Creating engaging and accessible therapy for children on the autism spectrum is a vexing challenge, but five CMC seniors have used their education to craft an innovative new approach: a video game.
Their game, called Social Cipher, virtually recreates social situations so that gamers can better understand emotional reactions and build empathy. Social Cipher recently placed eighth in the National Geographic Chasing Genius: Unlimited Innovation challenge, which had more than 1,000 entrants.
Each member of the Social Cipher team has a personal connection to autism, through working in autism outreach or being on the spectrum themselves. Vanessa Gill ’18, who was diagnosed with Asperger syndrome when she was 14, had considered the possibility of a game-like therapy for some time before bringing it up to her friends – Anastasia Ibrahim ’18, Claire Klein ’18, Amy Wu ’18, and Janine Ivy ’18. To her surprise, they immediately took to the idea and joined her to form the Social Cipher entrepreneurial team.
The five seniors, whose majors are psychology, neuroscience, computer science, and art, “wanted to create a fun and safe space for these kids to learn,” said Ibrahim, “so we are ‘game-ifying’ autism therapy, so they don’t feel like they are going to a lab.”
The project differed from anything the team members had ventured into, but the team started where most of their school projects had: research. They first sought out mentors across various disciplines and input from youth who fell on the autism spectrum.
One youth the team met was Ava, a 7-year-old girl on the autism spectrum who is overwhelmed by background noises but loves Super Mario Brothers. Gill said that meeting Ava put a face to the issue the team wanted to fix: a of lack access to vital emotional therapies.
The team credits much of their progress to the support CMC has provided: From Germma Bulos and the KLI staff to Amy Bibbens in the Dean of Students Office and Melissa Coleman in Keck Science. The Inland Empire Autism Society also offered insight and assistance on the topic of neurodiversity.
“It was a chance to take liberal arts experiences and different disciplines to come together and help people,” Gill said.
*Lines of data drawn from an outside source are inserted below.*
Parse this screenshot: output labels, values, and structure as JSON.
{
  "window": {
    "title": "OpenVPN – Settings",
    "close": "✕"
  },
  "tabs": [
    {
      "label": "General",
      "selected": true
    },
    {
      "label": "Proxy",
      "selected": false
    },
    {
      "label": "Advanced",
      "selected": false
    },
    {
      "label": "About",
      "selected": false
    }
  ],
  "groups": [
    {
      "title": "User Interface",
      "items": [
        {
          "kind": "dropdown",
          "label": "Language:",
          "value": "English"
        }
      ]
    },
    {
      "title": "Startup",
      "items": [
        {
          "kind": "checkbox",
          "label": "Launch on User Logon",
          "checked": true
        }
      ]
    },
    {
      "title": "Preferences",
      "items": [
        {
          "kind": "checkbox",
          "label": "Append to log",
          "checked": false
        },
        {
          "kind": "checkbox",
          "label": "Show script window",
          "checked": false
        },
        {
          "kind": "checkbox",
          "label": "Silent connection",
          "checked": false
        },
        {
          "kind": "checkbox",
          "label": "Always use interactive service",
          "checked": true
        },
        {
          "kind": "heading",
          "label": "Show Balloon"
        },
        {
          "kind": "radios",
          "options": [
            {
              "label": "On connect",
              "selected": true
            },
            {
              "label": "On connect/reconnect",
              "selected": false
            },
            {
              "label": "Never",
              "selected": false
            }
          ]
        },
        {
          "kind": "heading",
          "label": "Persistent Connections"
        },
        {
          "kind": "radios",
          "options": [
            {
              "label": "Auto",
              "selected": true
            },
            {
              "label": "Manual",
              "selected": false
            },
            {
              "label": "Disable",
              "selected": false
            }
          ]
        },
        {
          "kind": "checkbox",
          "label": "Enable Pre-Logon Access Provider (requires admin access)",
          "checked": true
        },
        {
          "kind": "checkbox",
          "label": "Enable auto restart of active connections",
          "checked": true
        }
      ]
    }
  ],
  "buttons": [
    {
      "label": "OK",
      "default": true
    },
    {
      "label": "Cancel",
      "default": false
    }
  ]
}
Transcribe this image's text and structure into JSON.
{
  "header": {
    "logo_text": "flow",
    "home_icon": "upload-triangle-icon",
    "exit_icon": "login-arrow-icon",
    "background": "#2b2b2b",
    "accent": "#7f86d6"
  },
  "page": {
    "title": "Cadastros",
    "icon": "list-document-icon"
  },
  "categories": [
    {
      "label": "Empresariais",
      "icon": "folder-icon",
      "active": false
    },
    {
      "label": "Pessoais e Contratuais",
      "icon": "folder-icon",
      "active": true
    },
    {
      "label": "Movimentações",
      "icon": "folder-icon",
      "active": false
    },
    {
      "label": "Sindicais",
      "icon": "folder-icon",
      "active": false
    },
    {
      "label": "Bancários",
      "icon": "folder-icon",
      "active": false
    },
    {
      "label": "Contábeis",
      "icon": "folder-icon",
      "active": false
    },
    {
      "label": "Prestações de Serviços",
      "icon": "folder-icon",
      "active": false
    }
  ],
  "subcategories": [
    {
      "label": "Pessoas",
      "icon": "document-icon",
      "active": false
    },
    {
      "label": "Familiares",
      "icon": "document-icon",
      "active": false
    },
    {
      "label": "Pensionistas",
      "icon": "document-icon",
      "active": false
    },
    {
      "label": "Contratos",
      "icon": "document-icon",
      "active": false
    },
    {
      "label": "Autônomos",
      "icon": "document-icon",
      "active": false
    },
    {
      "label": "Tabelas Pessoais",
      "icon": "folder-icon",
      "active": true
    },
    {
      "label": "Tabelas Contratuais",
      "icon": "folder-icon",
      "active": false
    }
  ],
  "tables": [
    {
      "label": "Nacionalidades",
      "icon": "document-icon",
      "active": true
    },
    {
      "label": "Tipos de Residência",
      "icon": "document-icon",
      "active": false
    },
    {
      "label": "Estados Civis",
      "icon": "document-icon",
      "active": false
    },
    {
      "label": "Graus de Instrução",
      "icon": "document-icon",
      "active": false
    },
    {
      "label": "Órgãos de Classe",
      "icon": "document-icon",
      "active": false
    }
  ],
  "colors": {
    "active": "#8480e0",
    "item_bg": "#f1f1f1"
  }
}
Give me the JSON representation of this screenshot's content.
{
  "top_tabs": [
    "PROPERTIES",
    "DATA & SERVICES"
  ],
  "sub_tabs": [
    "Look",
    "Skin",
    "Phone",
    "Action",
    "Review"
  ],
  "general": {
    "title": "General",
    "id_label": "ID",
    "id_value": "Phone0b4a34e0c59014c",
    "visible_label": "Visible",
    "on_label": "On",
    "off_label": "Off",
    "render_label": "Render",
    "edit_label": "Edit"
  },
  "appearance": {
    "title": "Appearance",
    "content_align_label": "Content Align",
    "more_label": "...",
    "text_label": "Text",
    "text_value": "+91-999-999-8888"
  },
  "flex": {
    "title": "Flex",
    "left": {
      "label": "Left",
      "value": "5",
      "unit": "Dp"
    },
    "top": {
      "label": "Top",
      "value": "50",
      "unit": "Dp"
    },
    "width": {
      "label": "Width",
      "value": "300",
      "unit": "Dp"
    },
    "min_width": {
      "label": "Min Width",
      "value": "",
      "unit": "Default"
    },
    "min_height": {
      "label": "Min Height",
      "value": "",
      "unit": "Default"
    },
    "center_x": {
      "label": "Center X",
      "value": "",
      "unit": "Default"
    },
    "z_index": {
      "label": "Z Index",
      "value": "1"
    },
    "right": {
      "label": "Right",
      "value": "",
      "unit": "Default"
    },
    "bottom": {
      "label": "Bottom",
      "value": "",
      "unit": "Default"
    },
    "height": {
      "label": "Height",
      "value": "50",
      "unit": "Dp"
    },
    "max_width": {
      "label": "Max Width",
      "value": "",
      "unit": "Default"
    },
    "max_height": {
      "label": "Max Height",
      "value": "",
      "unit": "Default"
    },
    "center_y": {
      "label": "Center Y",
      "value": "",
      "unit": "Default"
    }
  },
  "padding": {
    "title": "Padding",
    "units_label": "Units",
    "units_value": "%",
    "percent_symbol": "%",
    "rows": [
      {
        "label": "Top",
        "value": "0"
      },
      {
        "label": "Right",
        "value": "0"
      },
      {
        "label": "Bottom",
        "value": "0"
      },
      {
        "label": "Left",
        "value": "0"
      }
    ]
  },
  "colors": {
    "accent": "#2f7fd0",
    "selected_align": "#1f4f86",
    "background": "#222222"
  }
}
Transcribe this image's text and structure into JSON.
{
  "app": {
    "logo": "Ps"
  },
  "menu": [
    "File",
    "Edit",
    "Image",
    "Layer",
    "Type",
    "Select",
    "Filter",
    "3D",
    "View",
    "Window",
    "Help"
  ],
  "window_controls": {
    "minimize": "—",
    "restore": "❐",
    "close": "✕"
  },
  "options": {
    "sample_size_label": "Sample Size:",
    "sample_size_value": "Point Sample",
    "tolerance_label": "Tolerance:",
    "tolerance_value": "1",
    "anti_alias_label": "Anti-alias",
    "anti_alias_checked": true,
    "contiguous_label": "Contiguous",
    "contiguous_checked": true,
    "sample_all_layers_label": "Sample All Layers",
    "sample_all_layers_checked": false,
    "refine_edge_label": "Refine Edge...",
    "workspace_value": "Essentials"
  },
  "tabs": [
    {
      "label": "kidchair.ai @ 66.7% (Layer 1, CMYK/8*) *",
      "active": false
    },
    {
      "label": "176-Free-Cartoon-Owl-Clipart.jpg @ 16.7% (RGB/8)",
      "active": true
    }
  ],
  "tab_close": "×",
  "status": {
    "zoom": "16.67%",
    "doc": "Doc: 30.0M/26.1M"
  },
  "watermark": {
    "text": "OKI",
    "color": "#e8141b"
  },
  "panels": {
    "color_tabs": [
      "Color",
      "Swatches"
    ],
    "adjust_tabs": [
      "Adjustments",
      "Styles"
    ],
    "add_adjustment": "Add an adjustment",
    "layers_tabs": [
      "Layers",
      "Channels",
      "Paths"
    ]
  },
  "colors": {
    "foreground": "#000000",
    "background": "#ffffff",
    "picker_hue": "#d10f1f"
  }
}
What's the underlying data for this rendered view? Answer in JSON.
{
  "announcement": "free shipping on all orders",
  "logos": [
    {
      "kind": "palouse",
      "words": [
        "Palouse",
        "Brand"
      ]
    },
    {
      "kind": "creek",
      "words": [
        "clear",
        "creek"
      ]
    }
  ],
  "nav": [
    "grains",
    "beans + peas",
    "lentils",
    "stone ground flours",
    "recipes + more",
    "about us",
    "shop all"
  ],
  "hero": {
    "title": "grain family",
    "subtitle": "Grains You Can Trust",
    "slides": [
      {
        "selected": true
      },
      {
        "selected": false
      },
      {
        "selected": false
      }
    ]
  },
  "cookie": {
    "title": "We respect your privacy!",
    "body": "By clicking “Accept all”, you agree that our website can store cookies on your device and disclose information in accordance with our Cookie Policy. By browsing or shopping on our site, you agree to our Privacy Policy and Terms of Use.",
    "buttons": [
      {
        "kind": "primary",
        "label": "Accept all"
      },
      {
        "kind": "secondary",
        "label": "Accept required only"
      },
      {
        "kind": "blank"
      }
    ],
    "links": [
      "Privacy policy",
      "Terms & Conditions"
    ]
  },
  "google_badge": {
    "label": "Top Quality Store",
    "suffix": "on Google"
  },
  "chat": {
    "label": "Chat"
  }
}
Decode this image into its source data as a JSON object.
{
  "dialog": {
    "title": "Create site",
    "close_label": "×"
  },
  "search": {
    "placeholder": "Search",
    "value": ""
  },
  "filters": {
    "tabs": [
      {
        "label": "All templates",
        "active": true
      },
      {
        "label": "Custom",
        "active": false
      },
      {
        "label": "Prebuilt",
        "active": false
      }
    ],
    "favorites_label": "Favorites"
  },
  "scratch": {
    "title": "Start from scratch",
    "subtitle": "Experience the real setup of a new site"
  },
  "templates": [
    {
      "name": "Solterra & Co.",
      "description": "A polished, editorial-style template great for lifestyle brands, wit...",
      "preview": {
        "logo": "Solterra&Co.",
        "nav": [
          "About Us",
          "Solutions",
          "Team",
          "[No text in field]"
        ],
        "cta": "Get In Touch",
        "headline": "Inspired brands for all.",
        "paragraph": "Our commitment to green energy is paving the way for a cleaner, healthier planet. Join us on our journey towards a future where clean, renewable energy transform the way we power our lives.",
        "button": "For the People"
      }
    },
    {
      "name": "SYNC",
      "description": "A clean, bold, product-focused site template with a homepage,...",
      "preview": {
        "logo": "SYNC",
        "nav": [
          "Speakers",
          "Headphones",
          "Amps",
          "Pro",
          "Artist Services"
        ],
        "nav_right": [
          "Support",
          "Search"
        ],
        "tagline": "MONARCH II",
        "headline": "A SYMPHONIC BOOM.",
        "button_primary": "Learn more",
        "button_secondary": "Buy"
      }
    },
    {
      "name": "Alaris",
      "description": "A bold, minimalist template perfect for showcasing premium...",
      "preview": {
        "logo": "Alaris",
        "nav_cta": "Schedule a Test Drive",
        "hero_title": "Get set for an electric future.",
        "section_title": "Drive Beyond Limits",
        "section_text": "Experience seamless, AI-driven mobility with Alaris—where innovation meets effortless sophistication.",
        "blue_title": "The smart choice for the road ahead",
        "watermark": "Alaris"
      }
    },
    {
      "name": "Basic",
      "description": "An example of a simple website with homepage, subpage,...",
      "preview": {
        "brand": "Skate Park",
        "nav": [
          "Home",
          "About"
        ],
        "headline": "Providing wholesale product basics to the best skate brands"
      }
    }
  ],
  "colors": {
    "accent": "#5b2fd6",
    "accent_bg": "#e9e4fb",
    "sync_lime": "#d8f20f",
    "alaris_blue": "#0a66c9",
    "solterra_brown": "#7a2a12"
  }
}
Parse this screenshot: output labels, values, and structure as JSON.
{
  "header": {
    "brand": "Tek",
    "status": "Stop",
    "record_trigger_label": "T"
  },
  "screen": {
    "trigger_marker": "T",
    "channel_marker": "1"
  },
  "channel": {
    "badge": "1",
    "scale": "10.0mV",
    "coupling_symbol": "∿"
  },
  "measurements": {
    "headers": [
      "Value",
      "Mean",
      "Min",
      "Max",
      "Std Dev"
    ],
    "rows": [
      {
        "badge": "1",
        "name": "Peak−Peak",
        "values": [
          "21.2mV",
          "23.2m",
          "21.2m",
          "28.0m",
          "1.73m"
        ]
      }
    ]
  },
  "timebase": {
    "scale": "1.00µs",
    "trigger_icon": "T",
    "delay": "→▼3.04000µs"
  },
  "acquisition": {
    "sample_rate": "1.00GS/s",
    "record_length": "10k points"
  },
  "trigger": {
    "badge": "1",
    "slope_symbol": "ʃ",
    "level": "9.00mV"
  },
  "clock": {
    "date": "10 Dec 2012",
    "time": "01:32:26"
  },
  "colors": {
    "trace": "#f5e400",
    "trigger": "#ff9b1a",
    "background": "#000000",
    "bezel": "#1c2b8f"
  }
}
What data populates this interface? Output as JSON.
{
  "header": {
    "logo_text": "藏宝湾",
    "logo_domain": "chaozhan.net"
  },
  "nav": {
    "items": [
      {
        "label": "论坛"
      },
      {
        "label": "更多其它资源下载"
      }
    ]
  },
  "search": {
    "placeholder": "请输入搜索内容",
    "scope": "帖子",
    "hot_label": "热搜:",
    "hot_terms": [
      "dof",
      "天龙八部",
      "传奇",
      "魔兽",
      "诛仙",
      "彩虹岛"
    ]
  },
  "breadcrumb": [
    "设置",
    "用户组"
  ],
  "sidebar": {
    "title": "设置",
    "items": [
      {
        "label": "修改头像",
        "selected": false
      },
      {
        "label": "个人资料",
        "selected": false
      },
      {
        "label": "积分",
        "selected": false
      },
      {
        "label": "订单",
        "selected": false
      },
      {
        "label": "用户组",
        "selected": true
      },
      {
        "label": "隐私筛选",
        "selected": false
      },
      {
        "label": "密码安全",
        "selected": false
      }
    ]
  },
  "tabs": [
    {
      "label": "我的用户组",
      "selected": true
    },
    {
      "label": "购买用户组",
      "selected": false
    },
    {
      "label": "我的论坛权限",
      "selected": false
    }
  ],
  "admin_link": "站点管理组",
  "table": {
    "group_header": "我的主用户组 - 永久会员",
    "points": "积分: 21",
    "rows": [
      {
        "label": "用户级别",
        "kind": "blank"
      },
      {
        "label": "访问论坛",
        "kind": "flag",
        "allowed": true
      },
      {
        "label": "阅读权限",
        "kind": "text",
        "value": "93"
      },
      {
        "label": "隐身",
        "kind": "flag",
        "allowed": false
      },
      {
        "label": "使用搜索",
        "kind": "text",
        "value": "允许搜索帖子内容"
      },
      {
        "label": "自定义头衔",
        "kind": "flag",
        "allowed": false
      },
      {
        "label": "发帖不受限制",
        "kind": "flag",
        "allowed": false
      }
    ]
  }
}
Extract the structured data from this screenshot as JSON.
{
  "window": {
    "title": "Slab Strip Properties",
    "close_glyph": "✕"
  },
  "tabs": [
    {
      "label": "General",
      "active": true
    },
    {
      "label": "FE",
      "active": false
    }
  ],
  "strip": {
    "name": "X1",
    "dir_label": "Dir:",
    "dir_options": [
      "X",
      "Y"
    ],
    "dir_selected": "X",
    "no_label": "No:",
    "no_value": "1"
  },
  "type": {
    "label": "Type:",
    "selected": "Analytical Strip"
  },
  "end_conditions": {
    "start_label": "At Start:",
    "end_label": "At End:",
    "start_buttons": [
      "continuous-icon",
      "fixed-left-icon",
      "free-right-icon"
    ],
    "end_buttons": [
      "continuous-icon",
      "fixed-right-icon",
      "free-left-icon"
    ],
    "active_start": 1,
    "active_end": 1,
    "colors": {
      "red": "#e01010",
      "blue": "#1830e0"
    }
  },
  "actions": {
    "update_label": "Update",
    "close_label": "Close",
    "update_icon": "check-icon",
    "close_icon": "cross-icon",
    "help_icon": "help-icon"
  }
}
While the project is designed to help others, the Social Cipher team has grown as well. Ibrahim’s participation in the venture has allowed her to gain mentoring relationships outside of her neuroscience discipline. Through pitching Social Cipher to possible funders, her public speaking skills have also improved, which she carried over into her academic conference presentations.
“The whole thing has been really empowering, and I hope that it empowers the kids as much as us,” Ibrahim said.
Hoping to build on the momentum of the eighth-place finish with National Geographic, Social Cipher has also added two CMC students as summer interns. Social Cipher plans to finalize their prototype by the end of the semester, then incorporate as a business.
– Juliet Suess